What’s in between being stopped cold, and getting someone (me, another student) to show you a procedure you can carry out mindlessly? Prior to having any understanding, what’s in between is to “try something”. What does that mean? When I solve math problems, it means executing one or another procedure on paper and then looking at the result to see if it seems to move me toward a solution.
Miguel Cura, one of my coaches (I am lucky to have a number of great coaches this year), pointed out that many of my students don’t know how to represent their guesses, conjectures, and trials-and-errors on paper. They know how to do guess-and-check by substituting values and simplifying, but rewriting expressions, substituting variables, factoring expressions and other techniques are all things they’ve learned to do when told, but not things that occur to them to try, just to see if the result looks like something they can move forward from.
Ben’s right: the problems are too hard at this stage. But not grasping the nature of the puzzle being posed is only half the reason. The other half is, I want them to keep looking, but “looking” at this stage usually means rewriting things many different ways without knowing in advance how it’s going to work out, and they are unfamiliar with that whole mode of exploration.
All the modeling that I’ve done, that other students have done, none of it is showing up on the tests (even from the students who did the modeling!) because they are still trying to memorize routes from A to B rather than wandering around, getting oriented to landmarks, so when they have to get from C to B or from B back to A they can do it because they know the neighborhood.

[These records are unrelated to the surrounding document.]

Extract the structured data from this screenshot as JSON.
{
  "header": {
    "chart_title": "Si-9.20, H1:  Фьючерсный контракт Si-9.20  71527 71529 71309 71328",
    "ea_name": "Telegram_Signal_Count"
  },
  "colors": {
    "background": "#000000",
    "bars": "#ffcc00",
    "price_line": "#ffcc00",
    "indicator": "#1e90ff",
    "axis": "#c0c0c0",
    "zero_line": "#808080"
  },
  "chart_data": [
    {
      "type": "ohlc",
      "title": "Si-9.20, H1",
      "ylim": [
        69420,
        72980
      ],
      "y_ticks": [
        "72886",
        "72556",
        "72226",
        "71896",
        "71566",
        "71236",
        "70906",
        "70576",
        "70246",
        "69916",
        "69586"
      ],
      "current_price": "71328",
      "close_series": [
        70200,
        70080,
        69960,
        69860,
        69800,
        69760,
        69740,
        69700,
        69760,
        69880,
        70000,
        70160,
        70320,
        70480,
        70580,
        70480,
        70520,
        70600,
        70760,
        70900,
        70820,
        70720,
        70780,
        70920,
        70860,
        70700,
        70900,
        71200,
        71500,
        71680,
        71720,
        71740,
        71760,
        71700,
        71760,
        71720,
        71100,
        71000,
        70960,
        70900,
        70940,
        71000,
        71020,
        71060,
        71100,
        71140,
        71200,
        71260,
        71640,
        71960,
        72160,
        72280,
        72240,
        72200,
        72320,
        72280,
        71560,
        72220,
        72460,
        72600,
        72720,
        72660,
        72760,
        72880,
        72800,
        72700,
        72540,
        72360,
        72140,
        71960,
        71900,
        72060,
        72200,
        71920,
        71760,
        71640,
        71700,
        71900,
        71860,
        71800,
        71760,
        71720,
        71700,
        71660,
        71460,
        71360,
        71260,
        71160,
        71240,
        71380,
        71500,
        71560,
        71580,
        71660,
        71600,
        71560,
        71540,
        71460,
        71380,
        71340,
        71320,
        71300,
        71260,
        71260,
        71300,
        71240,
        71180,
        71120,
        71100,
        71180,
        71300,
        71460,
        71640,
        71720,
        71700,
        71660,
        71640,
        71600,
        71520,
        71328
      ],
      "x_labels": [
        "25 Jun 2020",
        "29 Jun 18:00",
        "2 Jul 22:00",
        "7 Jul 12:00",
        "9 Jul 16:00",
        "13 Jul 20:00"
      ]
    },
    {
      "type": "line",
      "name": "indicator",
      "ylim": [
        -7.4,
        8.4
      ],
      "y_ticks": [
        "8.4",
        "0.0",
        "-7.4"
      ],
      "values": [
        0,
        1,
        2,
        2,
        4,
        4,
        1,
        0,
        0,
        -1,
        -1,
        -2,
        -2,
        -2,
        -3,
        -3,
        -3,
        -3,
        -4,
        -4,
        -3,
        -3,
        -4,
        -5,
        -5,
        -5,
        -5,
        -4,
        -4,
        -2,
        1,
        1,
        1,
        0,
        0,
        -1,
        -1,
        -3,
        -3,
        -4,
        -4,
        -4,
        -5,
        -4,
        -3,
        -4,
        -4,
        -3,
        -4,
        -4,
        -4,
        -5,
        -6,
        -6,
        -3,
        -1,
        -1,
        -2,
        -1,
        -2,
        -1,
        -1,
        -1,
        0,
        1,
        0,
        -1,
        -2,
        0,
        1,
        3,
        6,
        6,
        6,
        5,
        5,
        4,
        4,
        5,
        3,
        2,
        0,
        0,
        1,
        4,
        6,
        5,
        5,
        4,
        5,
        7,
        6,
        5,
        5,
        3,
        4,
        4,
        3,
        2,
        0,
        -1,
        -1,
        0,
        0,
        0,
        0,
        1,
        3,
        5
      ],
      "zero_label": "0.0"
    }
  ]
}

It’s not the curriculum: CPM is good about this, even explicit about it. It’s just taken me this long to figure out that this is what I need to use these materials to teach them how to do.